A Lower Merion School District official at the center of the "Webcamgate" scandal invoked her Fifth Amendment right against self-incrimination today.
Carol Cafiero, the district's information-systems coordinator, had attempted last month to quash a subpoena ordering her to give a deposition for the federal invasion-of-privacy lawsuit filed in February. A judge rejected her motion.
She refused today to answer any questions pertaining to Lower Merion's controversial practice of remotely activating webcams on laptops issued to high school students, according to Mark Haltzman, the attorney for the Harriton High School student who is suing the district.
"To each and every question I would ask her, other than her name, she asserted the Fifth, even after I told her that everybody else had come in and fully cooperated and provided complete testimony as to what took place," Haltzman said.
Haltzman represents sophomore Blake Robbins, 15, who claims a high school official reprimanded him for activity secretly captured by his school-issued laptop inside his Penn Valley home. His lawsuit sparked an investigation by the FBI and Montgomery County District Attorney's Office.
Cafiero was one of two school-district employees authorized to remotely activate the cameras. Her lawyer, Charles Mandracchia, has previously said she did nothing wrong.
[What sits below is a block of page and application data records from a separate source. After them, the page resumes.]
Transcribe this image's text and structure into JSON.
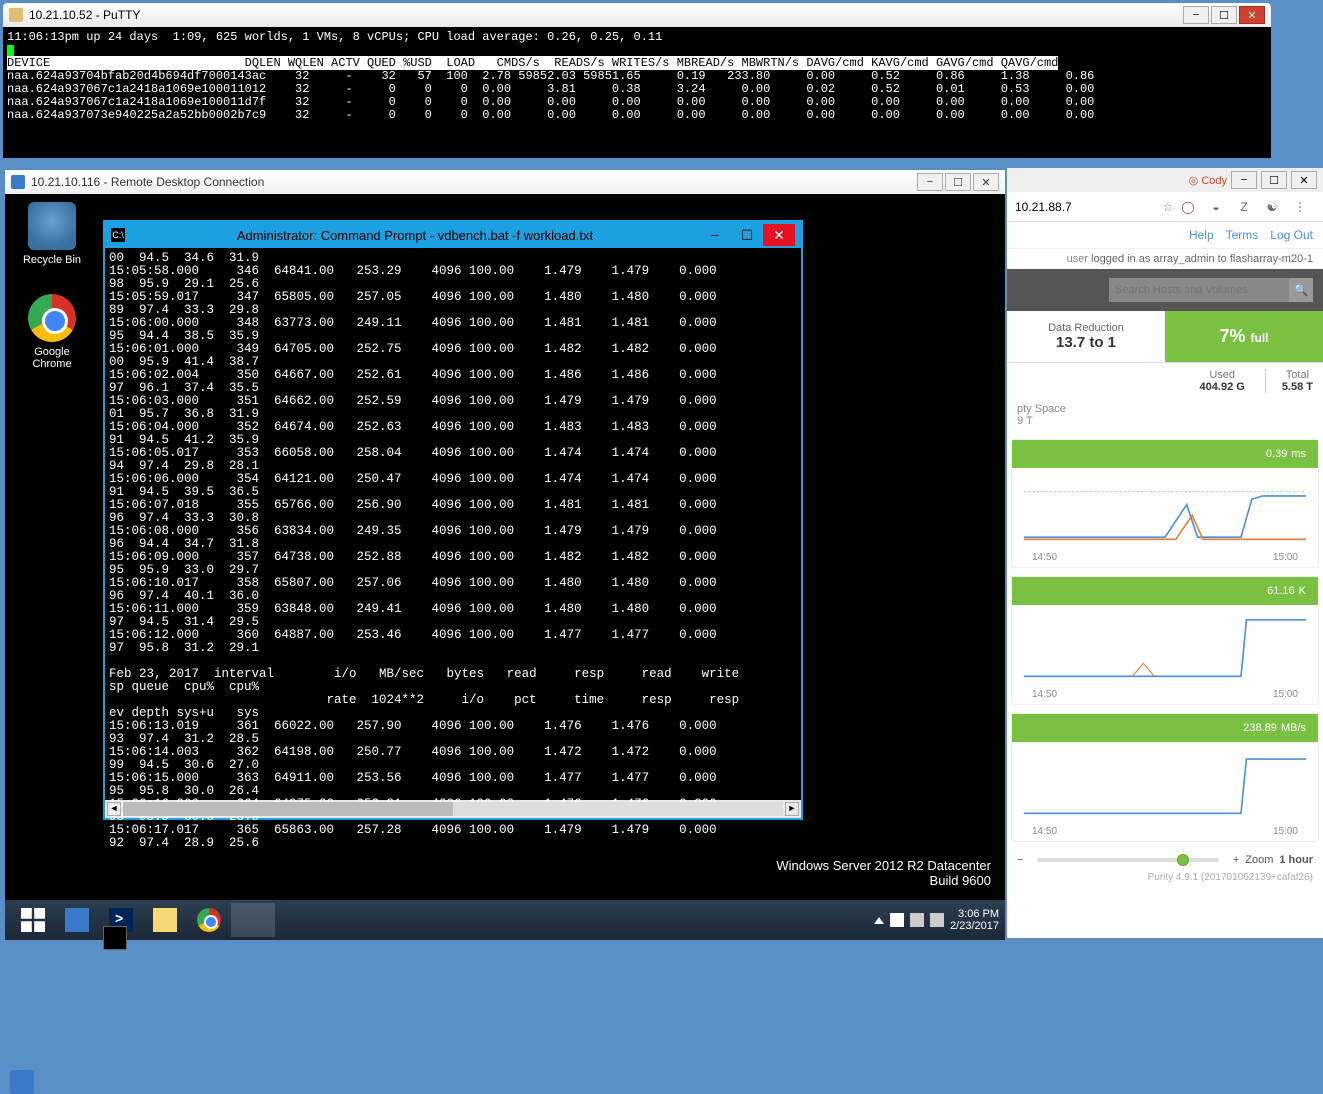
{
  "putty": {
    "title": "10.21.10.52 - PuTTY",
    "uptime_line": "11:06:13pm up 24 days  1:09, 625 worlds, 1 VMs, 8 vCPUs; CPU load average: 0.26, 0.25, 0.11",
    "header": "DEVICE                           DQLEN WQLEN ACTV QUED %USD  LOAD   CMDS/s  READS/s WRITES/s MBREAD/s MBWRTN/s DAVG/cmd KAVG/cmd GAVG/cmd QAVG/cmd",
    "rows": [
      "naa.624a93704bfab20d4b694df7000143ac    32     -    32   57  100  2.78 59852.03 59851.65     0.19   233.80     0.00     0.52     0.86     1.38     0.86",
      "naa.624a937067c1a2418a1069e100011012    32     -     0    0    0  0.00     3.81     0.38     3.24     0.00     0.02     0.52     0.01     0.53     0.00",
      "naa.624a937067c1a2418a1069e100011d7f    32     -     0    0    0  0.00     0.00     0.00     0.00     0.00     0.00     0.00     0.00     0.00     0.00",
      "naa.624a937073e940225a2a52bb0002b7c9    32     -     0    0    0  0.00     0.00     0.00     0.00     0.00     0.00     0.00     0.00     0.00     0.00"
    ]
  },
  "rdp": {
    "title": "10.21.10.116 - Remote Desktop Connection",
    "icons": {
      "recycle": "Recycle Bin",
      "chrome": "Google Chrome"
    },
    "cmd_title": "Administrator: Command Prompt - vdbench.bat  -f workload.txt",
    "cmd_body": "00  94.5  34.6  31.9\n15:05:58.000     346  64841.00   253.29    4096 100.00    1.479    1.479    0.000\n98  95.9  29.1  25.6\n15:05:59.017     347  65805.00   257.05    4096 100.00    1.480    1.480    0.000\n89  97.4  33.3  29.8\n15:06:00.000     348  63773.00   249.11    4096 100.00    1.481    1.481    0.000\n95  94.4  38.5  35.9\n15:06:01.000     349  64705.00   252.75    4096 100.00    1.482    1.482    0.000\n00  95.9  41.4  38.7\n15:06:02.004     350  64667.00   252.61    4096 100.00    1.486    1.486    0.000\n97  96.1  37.4  35.5\n15:06:03.000     351  64662.00   252.59    4096 100.00    1.479    1.479    0.000\n01  95.7  36.8  31.9\n15:06:04.000     352  64674.00   252.63    4096 100.00    1.483    1.483    0.000\n91  94.5  41.2  35.9\n15:06:05.017     353  66058.00   258.04    4096 100.00    1.474    1.474    0.000\n94  97.4  29.8  28.1\n15:06:06.000     354  64121.00   250.47    4096 100.00    1.474    1.474    0.000\n91  94.5  39.5  36.5\n15:06:07.018     355  65766.00   256.90    4096 100.00    1.481    1.481    0.000\n96  97.4  33.3  30.8\n15:06:08.000     356  63834.00   249.35    4096 100.00    1.479    1.479    0.000\n96  94.4  34.7  31.8\n15:06:09.000     357  64738.00   252.88    4096 100.00    1.482    1.482    0.000\n95  95.9  33.0  29.7\n15:06:10.017     358  65807.00   257.06    4096 100.00    1.480    1.480    0.000\n96  97.4  40.1  36.0\n15:06:11.000     359  63848.00   249.41    4096 100.00    1.480    1.480    0.000\n97  94.5  31.4  29.5\n15:06:12.000     360  64887.00   253.46    4096 100.00    1.477    1.477    0.000\n97  95.8  31.2  29.1\n\nFeb 23, 2017  interval        i/o   MB/sec   bytes   read     resp     read    write\nsp queue  cpu%  cpu%\n                             rate  1024**2     i/o    pct     time     resp     resp\nev depth sys+u   sys\n15:06:13.019     361  66022.00   257.90    4096 100.00    1.476    1.476    0.000\n93  97.4  31.2  28.5\n15:06:14.003     362  64198.00   250.77    4096 100.00    1.472    1.472    0.000\n99  94.5  30.6  27.0\n15:06:15.000     363  64911.00   253.56    4096 100.00    1.477    1.477    0.000\n95  95.8  30.0  26.4\n15:06:16.000     364  64975.00   253.81    4096 100.00    1.476    1.476    0.000\n93  95.9  30.3  28.9\n15:06:17.017     365  65863.00   257.28    4096 100.00    1.479    1.479    0.000\n92  97.4  28.9  25.6",
    "watermark_line1": "Windows Server 2012 R2 Datacenter",
    "watermark_line2": "Build 9600",
    "clock_time": "3:06 PM",
    "clock_date": "2/23/2017"
  },
  "browser": {
    "cody_label": "Cody",
    "url": "10.21.88.7",
    "help": "Help",
    "terms": "Terms",
    "logout": "Log Out",
    "login_prefix": "user ",
    "login_text": "logged in as array_admin to flasharray-m20-1",
    "search_placeholder": "Search Hosts and Volumes",
    "data_reduction_label": "Data Reduction",
    "data_reduction_value": "13.7 to 1",
    "full_pct": "7%",
    "full_suffix": "full",
    "used_label": "Used",
    "used_value": "404.92 G",
    "total_label": "Total",
    "total_value": "5.58 T",
    "empty_space_label": "pty Space",
    "empty_space_value": "9 T",
    "metric1": {
      "value": "0.39",
      "unit": "ms",
      "t0": "14:50",
      "t1": "15:00"
    },
    "metric2": {
      "value": "61.16",
      "unit": "K",
      "t0": "14:50",
      "t1": "15:00"
    },
    "metric3": {
      "value": "238.89",
      "unit": "MB/s",
      "t0": "14:50",
      "t1": "15:00"
    },
    "zoom_label": "Zoom",
    "zoom_value": "1 hour",
    "purity": "Purity 4.9.1 (201701062139+cafaf26)"
  }
}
Mandracchia did not immediately return a phone call seeking comment today.